#### Records for processing

* * * * * * *

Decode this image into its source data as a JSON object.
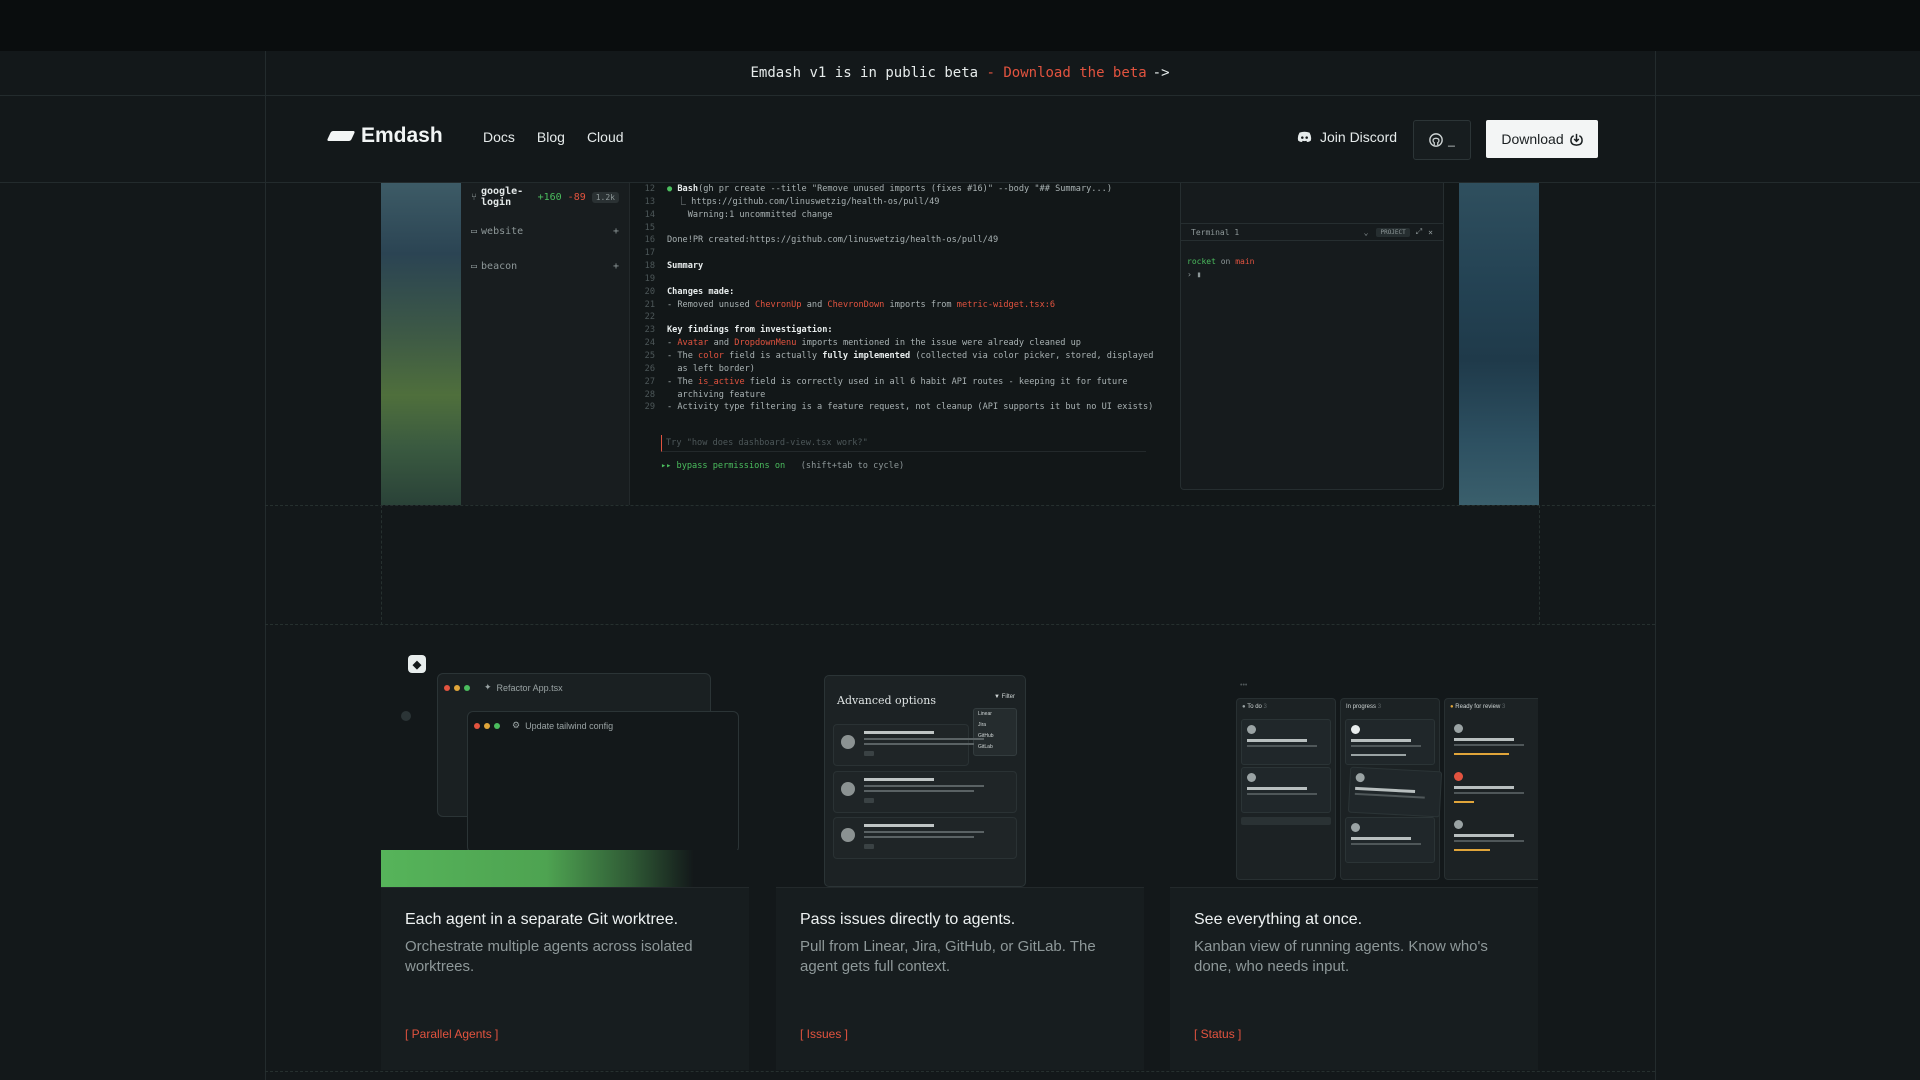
{
  "banner": {
    "text": "Emdash v1 is in public beta",
    "sep": " - ",
    "link": "Download the beta",
    "arrow": "->"
  },
  "nav": {
    "brand": "Emdash",
    "links": [
      "Docs",
      "Blog",
      "Cloud"
    ],
    "discord": "Join Discord",
    "github_suffix": "_",
    "download": "Download"
  },
  "hero": {
    "sidebar": {
      "branch": "google-login",
      "added": "+160",
      "removed": "-89",
      "badge": "1.2k",
      "projects": [
        "website",
        "beacon"
      ]
    },
    "code_lines": [
      {
        "n": "12",
        "html": "<span class='g'>●</span> <b>Bash</b>(gh pr create --title \"Remove unused imports (fixes #16)\" --body \"## Summary...)"
      },
      {
        "n": "13",
        "html": "&nbsp;&nbsp;⎿ https://github.com/linuswetzig/health-os/pull/49"
      },
      {
        "n": "14",
        "html": "&nbsp;&nbsp;&nbsp;&nbsp;Warning:1 uncommitted change"
      },
      {
        "n": "15",
        "html": ""
      },
      {
        "n": "16",
        "html": "Done!PR created:https://github.com/linuswetzig/health-os/pull/49"
      },
      {
        "n": "17",
        "html": ""
      },
      {
        "n": "18",
        "html": "<b>Summary</b>"
      },
      {
        "n": "19",
        "html": ""
      },
      {
        "n": "20",
        "html": "<b>Changes made:</b>"
      },
      {
        "n": "21",
        "html": "- Removed unused <span class='r'>ChevronUp</span> and <span class='r'>ChevronDown</span> imports from <span class='r'>metric-widget.tsx:6</span>"
      },
      {
        "n": "22",
        "html": ""
      },
      {
        "n": "23",
        "html": "<b>Key findings from investigation:</b>"
      },
      {
        "n": "24",
        "html": "- <span class='r'>Avatar</span> and <span class='r'>DropdownMenu</span> imports mentioned in the issue were already cleaned up"
      },
      {
        "n": "25",
        "html": "- The <span class='r'>color</span> field is actually <b>fully implemented</b> (collected via color picker, stored, displayed"
      },
      {
        "n": "26",
        "html": "&nbsp;&nbsp;as left border)"
      },
      {
        "n": "27",
        "html": "- The <span class='r'>is_active</span> field is correctly used in all 6 habit API routes - keeping it for future"
      },
      {
        "n": "28",
        "html": "&nbsp;&nbsp;archiving feature"
      },
      {
        "n": "29",
        "html": "- Activity type filtering is a feature request, not cleanup (API supports it but no UI exists)"
      }
    ],
    "prompt_placeholder": "Try \"how does dashboard-view.tsx work?\"",
    "bypass_on": "▸▸ bypass permissions on",
    "bypass_hint": "(shift+tab to cycle)",
    "terminal": {
      "title": "Terminal 1",
      "project_badge": "PROJECT",
      "dir": "rocket",
      "on": "on",
      "branch": "main",
      "prompt": "› ▮"
    }
  },
  "cards": [
    {
      "title": "Each agent in a separate Git worktree.",
      "desc": "Orchestrate multiple agents across isolated worktrees.",
      "tag": "[ Parallel Agents ]",
      "mock": {
        "tab1": "Refactor App.tsx",
        "tab2": "Update tailwind config"
      }
    },
    {
      "title": "Pass issues directly to agents.",
      "desc": "Pull from Linear, Jira, GitHub, or GitLab. The agent gets full context.",
      "tag": "[ Issues ]",
      "mock": {
        "heading": "Advanced options",
        "filter": "Filter",
        "sources": [
          "Linear",
          "Jira",
          "GitHub",
          "GitLab"
        ]
      }
    },
    {
      "title": "See everything at once.",
      "desc": "Kanban view of running agents. Know who's done, who needs input.",
      "tag": "[ Status ]",
      "mock": {
        "columns": [
          "To do",
          "In progress",
          "Ready for review"
        ],
        "counts": [
          "3",
          "3",
          "3"
        ]
      }
    }
  ],
  "colors": {
    "accent_red": "#e2533f",
    "accent_green": "#4bbd5e",
    "background": "#13181a"
  }
}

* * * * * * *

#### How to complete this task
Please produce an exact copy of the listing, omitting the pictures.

#### Answer
Decode this image into its source data as a JSON object.
{
  "banner": {
    "text": "Emdash v1 is in public beta",
    "sep": " - ",
    "link": "Download the beta",
    "arrow": "->"
  },
  "nav": {
    "brand": "Emdash",
    "links": [
      "Docs",
      "Blog",
      "Cloud"
    ],
    "discord": "Join Discord",
    "github_suffix": "_",
    "download": "Download"
  },
  "hero": {
    "sidebar": {
      "branch": "google-login",
      "added": "+160",
      "removed": "-89",
      "badge": "1.2k",
      "projects": [
        "website",
        "beacon"
      ]
    },
    "code_lines": [
      {
        "n": "12",
        "html": "<span class='g'>●</span> <b>Bash</b>(gh pr create --title \"Remove unused imports (fixes #16)\" --body \"## Summary...)"
      },
      {
        "n": "13",
        "html": "&nbsp;&nbsp;⎿ https://github.com/linuswetzig/health-os/pull/49"
      },
      {
        "n": "14",
        "html": "&nbsp;&nbsp;&nbsp;&nbsp;Warning:1 uncommitted change"
      },
      {
        "n": "15",
        "html": ""
      },
      {
        "n": "16",
        "html": "Done!PR created:https://github.com/linuswetzig/health-os/pull/49"
      },
      {
        "n": "17",
        "html": ""
      },
      {
        "n": "18",
        "html": "<b>Summary</b>"
      },
      {
        "n": "19",
        "html": ""
      },
      {
        "n": "20",
        "html": "<b>Changes made:</b>"
      },
      {
        "n": "21",
        "html": "- Removed unused <span class='r'>ChevronUp</span> and <span class='r'>ChevronDown</span> imports from <span class='r'>metric-widget.tsx:6</span>"
      },
      {
        "n": "22",
        "html": ""
      },
      {
        "n": "23",
        "html": "<b>Key findings from investigation:</b>"
      },
      {
        "n": "24",
        "html": "- <span class='r'>Avatar</span> and <span class='r'>DropdownMenu</span> imports mentioned in the issue were already cleaned up"
      },
      {
        "n": "25",
        "html": "- The <span class='r'>color</span> field is actually <b>fully implemented</b> (collected via color picker, stored, displayed"
      },
      {
        "n": "26",
        "html": "&nbsp;&nbsp;as left border)"
      },
      {
        "n": "27",
        "html": "- The <span class='r'>is_active</span> field is correctly used in all 6 habit API routes - keeping it for future"
      },
      {
        "n": "28",
        "html": "&nbsp;&nbsp;archiving feature"
      },
      {
        "n": "29",
        "html": "- Activity type filtering is a feature request, not cleanup (API supports it but no UI exists)"
      }
    ],
    "prompt_placeholder": "Try \"how does dashboard-view.tsx work?\"",
    "bypass_on": "▸▸ bypass permissions on",
    "bypass_hint": "(shift+tab to cycle)",
    "terminal": {
      "title": "Terminal 1",
      "project_badge": "PROJECT",
      "dir": "rocket",
      "on": "on",
      "branch": "main",
      "prompt": "› ▮"
    }
  },
  "cards": [
    {
      "title": "Each agent in a separate Git worktree.",
      "desc": "Orchestrate multiple agents across isolated worktrees.",
      "tag": "[ Parallel Agents ]",
      "mock": {
        "tab1": "Refactor App.tsx",
        "tab2": "Update tailwind config"
      }
    },
    {
      "title": "Pass issues directly to agents.",
      "desc": "Pull from Linear, Jira, GitHub, or GitLab. The agent gets full context.",
      "tag": "[ Issues ]",
      "mock": {
        "heading": "Advanced options",
        "filter": "Filter",
        "sources": [
          "Linear",
          "Jira",
          "GitHub",
          "GitLab"
        ]
      }
    },
    {
      "title": "See everything at once.",
      "desc": "Kanban view of running agents. Know who's done, who needs input.",
      "tag": "[ Status ]",
      "mock": {
        "columns": [
          "To do",
          "In progress",
          "Ready for review"
        ],
        "counts": [
          "3",
          "3",
          "3"
        ]
      }
    }
  ],
  "colors": {
    "accent_red": "#e2533f",
    "accent_green": "#4bbd5e",
    "background": "#13181a"
  }
}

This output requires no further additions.